Nokia is recalling 46 million batteries, type BL-5C made in Japan by Matsushita. It affects a wide range of products (my 6230i uses that type of battery, but not the exact one being recalled) and apparently there have been around 100 cases of the batteries catching fire.
Microsoft’s cutting of XBox360 pricing around the world continues in Australia, with the XBox360 Pro now retailing for A$579.95, and the XBox360 Core at A$399.95 — the same price as the Nintendo Wii. Nintendo said they won’t drop their price; they’re selling plenty as-is. But it makes you wonder if Sony will drop the PS3 from its dizzying A$999 price.
Ars Technica notes that their beautiful iPhones are billed by AT+T with dizzying amounts of detail: even when covered by an unlimited data plan, every single connection gets its own detail line in the bill, resulting in one bill with 104 pages of usage listings.
Last night I upgraded this site to the latest version of WordPress 2.2.1. Thank goodness it always seems to go smoothly. To my surprise, even the template (which dates back to WP 1.5) didn’t need modifying (well, not for technical reasons, anyway — I’m considering tweaking it on aesthetic grounds!)
Very interesting guide to DVD media, highlighting which brands you should entrust to your most treasured archives (but check yearly and re-burn regularly!) and which should be saved for stuff that doesn’t really matter.
Google for the Enterprise: Google Apps Premier edition is here. $50 / user account / year, providing Gmail, GTalk, GCalendar, GDocs & Spreadsheets, GPage with guaranteed uptimes, phone support and more storage and options.
If you’re more at home with mucking about on Virtual Machines, then you might be interested to know that Virtual PC is now free.
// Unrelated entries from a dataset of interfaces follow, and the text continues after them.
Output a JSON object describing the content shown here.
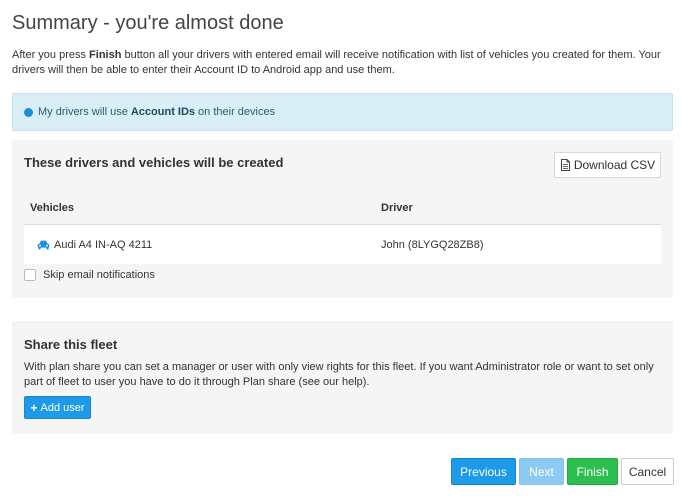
{
  "page": {
    "title": "Summary - you're almost done",
    "intro": {
      "part1": "After you press ",
      "finish_word": "Finish",
      "part2": " button all your drivers with entered email will receive notification with list of vehicles you created for them. Your drivers will then be able to enter their Account ID to Android app and use them."
    }
  },
  "info": {
    "prefix": "My drivers will use",
    "bold": "Account IDs",
    "suffix": "on their devices"
  },
  "drivers_panel": {
    "title": "These drivers and vehicles will be created",
    "download_csv_label": "Download CSV",
    "columns": {
      "vehicles": "Vehicles",
      "driver": "Driver"
    },
    "rows": [
      {
        "vehicle": "Audi A4 IN-AQ 4211",
        "driver": "John (8LYGQ28ZB8)"
      }
    ],
    "skip_email_label": "Skip email notifications"
  },
  "share_panel": {
    "title": "Share this fleet",
    "description": "With plan share you can set a manager or user with only view rights for this fleet. If you want Administrator role or want to set only part of fleet to user you have to do it through Plan share (see our help).",
    "add_user_label": "Add user"
  },
  "footer": {
    "previous_label": "Previous",
    "next_label": "Next",
    "finish_label": "Finish",
    "cancel_label": "Cancel"
  },
  "icons": {
    "info": "info-dot-icon",
    "csv": "document-icon",
    "car": "car-icon",
    "plus": "plus-icon"
  },
  "colors": {
    "primary": "#1d9be8",
    "success": "#2cbe4e",
    "info_bg": "#d9eef6"
  }
}
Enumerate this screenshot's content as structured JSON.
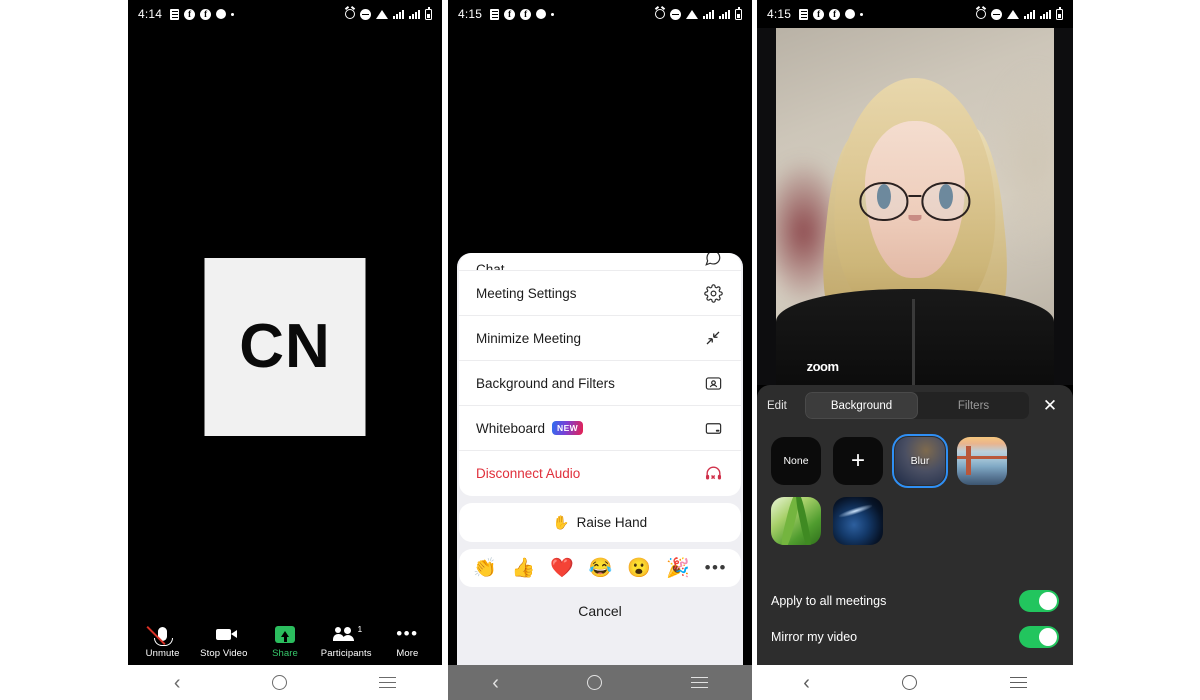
{
  "panels": {
    "panel1": {
      "status": {
        "time": "4:14"
      },
      "avatar": {
        "initials": "CN"
      },
      "toolbar": [
        {
          "label": "Unmute",
          "icon": "microphone-muted-icon",
          "state": "muted"
        },
        {
          "label": "Stop Video",
          "icon": "video-camera-icon",
          "state": "on"
        },
        {
          "label": "Share",
          "icon": "share-screen-icon",
          "state": "active"
        },
        {
          "label": "Participants",
          "icon": "participants-icon",
          "count": "1"
        },
        {
          "label": "More",
          "icon": "more-dots-icon",
          "state": "open"
        }
      ]
    },
    "panel2": {
      "status": {
        "time": "4:15"
      },
      "menu": [
        {
          "label": "Chat",
          "icon": "chat-bubble-icon",
          "partial": true
        },
        {
          "label": "Meeting Settings",
          "icon": "gear-icon"
        },
        {
          "label": "Minimize Meeting",
          "icon": "minimize-arrows-icon"
        },
        {
          "label": "Background and Filters",
          "icon": "person-frame-icon"
        },
        {
          "label": "Whiteboard",
          "icon": "whiteboard-icon",
          "badge": "NEW"
        },
        {
          "label": "Disconnect Audio",
          "icon": "headset-off-icon",
          "danger": true
        }
      ],
      "raise_hand": {
        "label": "Raise Hand",
        "emoji": "✋"
      },
      "reactions": [
        {
          "name": "clap-reaction",
          "emoji": "👏"
        },
        {
          "name": "thumbs-up-reaction",
          "emoji": "👍"
        },
        {
          "name": "heart-reaction",
          "emoji": "❤️"
        },
        {
          "name": "joy-reaction",
          "emoji": "😂"
        },
        {
          "name": "open-mouth-reaction",
          "emoji": "😮"
        },
        {
          "name": "party-popper-reaction",
          "emoji": "🎉"
        }
      ],
      "reactions_more": "•••",
      "cancel": {
        "label": "Cancel"
      }
    },
    "panel3": {
      "status": {
        "time": "4:15"
      },
      "video": {
        "person_label": "zoom"
      },
      "tabs": {
        "edit_label": "Edit",
        "items": [
          {
            "label": "Background",
            "active": true
          },
          {
            "label": "Filters",
            "active": false
          }
        ],
        "close_icon": "close-icon"
      },
      "backgrounds": [
        {
          "label": "None",
          "type": "none",
          "selected": false
        },
        {
          "label": "+",
          "type": "add",
          "selected": false
        },
        {
          "label": "Blur",
          "type": "blur",
          "selected": true
        },
        {
          "label": "",
          "type": "bridge",
          "selected": false
        },
        {
          "label": "",
          "type": "grass",
          "selected": false
        },
        {
          "label": "",
          "type": "earth",
          "selected": false
        }
      ],
      "settings": [
        {
          "label": "Apply to all meetings",
          "value": "on"
        },
        {
          "label": "Mirror my video",
          "value": "on"
        }
      ]
    }
  },
  "colors": {
    "zoom_green": "#2bbd5e",
    "toggle_green": "#22c55e",
    "danger_red": "#e0303c",
    "accent_blue": "#2f8ff5"
  }
}
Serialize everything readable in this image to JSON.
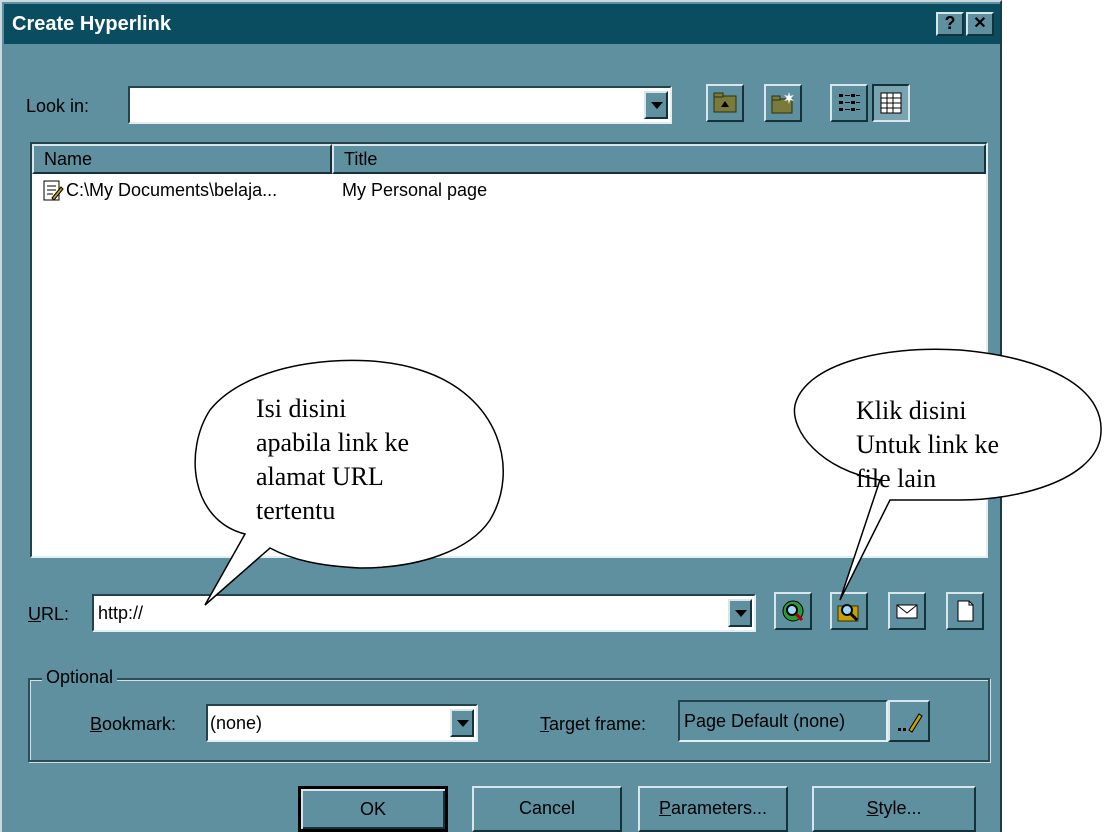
{
  "dialog": {
    "title": "Create Hyperlink",
    "help_label": "?",
    "close_label": "✕"
  },
  "look_in": {
    "label": "Look in:",
    "value": ""
  },
  "toolbar_icons": [
    "up-folder-icon",
    "new-folder-icon",
    "list-view-icon",
    "details-view-icon"
  ],
  "file_list": {
    "columns": [
      "Name",
      "Title"
    ],
    "rows": [
      {
        "name": "C:\\My Documents\\belaja...",
        "title": "My Personal page"
      }
    ]
  },
  "url": {
    "label_prefix": "U",
    "label_rest": "RL:",
    "value": "http://"
  },
  "url_icons": [
    "browse-web-icon",
    "browse-file-icon",
    "mail-icon",
    "new-page-icon"
  ],
  "optional": {
    "group_label": "Optional",
    "bookmark_label_prefix": "B",
    "bookmark_label_rest": "ookmark:",
    "bookmark_value": "(none)",
    "target_label_prefix": "T",
    "target_label_rest": "arget frame:",
    "target_value": "Page Default (none)"
  },
  "buttons": {
    "ok": "OK",
    "cancel": "Cancel",
    "parameters_prefix": "P",
    "parameters_rest": "arameters...",
    "style_prefix": "S",
    "style_rest": "tyle..."
  },
  "callouts": {
    "left_lines": [
      "Isi disini",
      "apabila link ke",
      "alamat URL",
      "tertentu"
    ],
    "right_lines": [
      "Klik disini",
      "Untuk link ke",
      "file lain"
    ]
  }
}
Billy Bragg has applauded MySpace for backing down on their T+Cs imposed on artists who used the site to distribute music. “I am very pleased to see that MySpace have changed their terms of agreement from a declaration of their rights into a declaration of our rights as artists, making it clear that, as creators, we retain ownership of our material.”